*** EXERCISE INPUT Section Begins ***
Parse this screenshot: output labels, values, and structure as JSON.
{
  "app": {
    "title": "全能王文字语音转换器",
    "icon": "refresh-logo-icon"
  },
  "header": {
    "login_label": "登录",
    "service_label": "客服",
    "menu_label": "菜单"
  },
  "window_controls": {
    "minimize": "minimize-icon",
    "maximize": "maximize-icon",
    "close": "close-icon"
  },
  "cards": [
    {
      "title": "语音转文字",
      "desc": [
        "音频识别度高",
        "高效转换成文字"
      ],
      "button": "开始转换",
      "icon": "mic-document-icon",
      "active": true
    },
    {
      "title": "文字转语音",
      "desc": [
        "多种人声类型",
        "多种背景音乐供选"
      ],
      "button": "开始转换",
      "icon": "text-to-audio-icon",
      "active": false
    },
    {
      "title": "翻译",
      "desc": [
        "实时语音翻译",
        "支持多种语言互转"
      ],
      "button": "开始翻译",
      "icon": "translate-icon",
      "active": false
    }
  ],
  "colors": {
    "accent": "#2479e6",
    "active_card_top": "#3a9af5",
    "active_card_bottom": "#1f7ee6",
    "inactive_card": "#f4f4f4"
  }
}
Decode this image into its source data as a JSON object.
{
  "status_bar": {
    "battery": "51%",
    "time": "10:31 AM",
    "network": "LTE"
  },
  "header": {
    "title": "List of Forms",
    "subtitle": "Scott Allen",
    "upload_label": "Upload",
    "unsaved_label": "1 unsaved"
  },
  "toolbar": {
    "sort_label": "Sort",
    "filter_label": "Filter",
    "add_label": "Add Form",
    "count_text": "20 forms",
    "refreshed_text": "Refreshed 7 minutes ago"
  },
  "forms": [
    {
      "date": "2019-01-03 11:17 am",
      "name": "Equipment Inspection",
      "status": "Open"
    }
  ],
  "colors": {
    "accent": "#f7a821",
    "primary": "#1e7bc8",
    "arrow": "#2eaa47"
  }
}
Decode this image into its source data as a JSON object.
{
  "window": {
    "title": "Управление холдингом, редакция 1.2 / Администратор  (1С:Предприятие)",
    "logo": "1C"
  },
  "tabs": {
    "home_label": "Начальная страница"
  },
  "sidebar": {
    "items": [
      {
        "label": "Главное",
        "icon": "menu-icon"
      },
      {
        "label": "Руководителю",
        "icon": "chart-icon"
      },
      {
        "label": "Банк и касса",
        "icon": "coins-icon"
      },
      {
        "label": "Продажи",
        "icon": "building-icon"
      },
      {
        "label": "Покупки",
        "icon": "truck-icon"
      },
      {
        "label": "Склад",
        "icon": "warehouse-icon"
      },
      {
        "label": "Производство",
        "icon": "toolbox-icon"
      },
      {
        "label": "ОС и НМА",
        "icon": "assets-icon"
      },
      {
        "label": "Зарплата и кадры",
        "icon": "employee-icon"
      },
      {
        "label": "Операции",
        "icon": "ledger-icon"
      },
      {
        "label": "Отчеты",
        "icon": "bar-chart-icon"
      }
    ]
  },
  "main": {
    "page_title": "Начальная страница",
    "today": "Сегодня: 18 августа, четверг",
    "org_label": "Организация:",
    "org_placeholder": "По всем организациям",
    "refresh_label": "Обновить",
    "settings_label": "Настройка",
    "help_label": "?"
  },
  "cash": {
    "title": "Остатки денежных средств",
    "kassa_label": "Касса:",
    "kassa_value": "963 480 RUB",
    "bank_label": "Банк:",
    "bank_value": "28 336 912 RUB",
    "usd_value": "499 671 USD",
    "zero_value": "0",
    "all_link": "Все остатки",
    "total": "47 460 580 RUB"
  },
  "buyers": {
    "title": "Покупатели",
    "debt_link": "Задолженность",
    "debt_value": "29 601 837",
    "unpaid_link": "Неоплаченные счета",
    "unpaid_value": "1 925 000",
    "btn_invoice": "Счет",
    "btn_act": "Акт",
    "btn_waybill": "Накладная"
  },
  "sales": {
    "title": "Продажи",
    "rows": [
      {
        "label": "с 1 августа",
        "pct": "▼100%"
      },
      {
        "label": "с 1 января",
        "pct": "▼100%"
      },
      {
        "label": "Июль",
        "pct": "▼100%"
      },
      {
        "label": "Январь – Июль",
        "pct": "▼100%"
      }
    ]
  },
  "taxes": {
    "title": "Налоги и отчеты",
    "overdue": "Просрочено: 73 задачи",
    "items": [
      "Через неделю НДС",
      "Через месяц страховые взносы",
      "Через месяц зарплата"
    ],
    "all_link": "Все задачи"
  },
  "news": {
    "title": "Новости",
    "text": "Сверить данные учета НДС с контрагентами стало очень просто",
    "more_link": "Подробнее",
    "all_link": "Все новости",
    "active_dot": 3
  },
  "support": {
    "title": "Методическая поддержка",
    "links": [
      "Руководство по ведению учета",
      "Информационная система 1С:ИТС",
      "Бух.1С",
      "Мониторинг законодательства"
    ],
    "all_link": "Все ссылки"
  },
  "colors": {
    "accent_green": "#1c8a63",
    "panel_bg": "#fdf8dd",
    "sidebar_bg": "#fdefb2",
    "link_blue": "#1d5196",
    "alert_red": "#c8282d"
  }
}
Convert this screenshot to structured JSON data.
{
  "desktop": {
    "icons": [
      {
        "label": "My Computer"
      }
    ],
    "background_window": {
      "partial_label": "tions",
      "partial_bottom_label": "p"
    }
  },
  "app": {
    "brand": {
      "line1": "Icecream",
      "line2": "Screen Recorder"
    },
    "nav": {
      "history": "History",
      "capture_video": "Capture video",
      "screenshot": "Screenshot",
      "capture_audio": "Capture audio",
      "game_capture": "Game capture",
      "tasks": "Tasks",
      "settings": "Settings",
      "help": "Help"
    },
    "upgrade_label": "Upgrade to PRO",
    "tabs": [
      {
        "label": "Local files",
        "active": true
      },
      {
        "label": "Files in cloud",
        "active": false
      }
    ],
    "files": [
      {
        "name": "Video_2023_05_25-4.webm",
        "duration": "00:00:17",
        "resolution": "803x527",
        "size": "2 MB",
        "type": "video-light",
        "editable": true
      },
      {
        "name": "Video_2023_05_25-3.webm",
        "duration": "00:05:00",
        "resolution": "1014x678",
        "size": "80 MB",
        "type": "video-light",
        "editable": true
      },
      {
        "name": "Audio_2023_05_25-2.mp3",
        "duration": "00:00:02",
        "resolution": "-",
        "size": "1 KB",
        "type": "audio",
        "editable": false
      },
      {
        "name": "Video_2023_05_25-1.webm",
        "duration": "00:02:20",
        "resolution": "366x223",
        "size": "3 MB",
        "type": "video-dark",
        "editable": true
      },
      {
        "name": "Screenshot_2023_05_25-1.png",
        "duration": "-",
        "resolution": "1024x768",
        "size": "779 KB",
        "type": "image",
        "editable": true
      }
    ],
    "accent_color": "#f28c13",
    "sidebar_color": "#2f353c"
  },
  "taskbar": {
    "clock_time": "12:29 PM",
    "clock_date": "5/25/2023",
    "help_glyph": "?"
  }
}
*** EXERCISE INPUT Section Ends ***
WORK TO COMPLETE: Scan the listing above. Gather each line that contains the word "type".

SOLUTION FOR THIS PROBLEM:
        "type": "video-light",
        "type": "video-light",
        "type": "audio",
        "type": "video-dark",
        "type": "image",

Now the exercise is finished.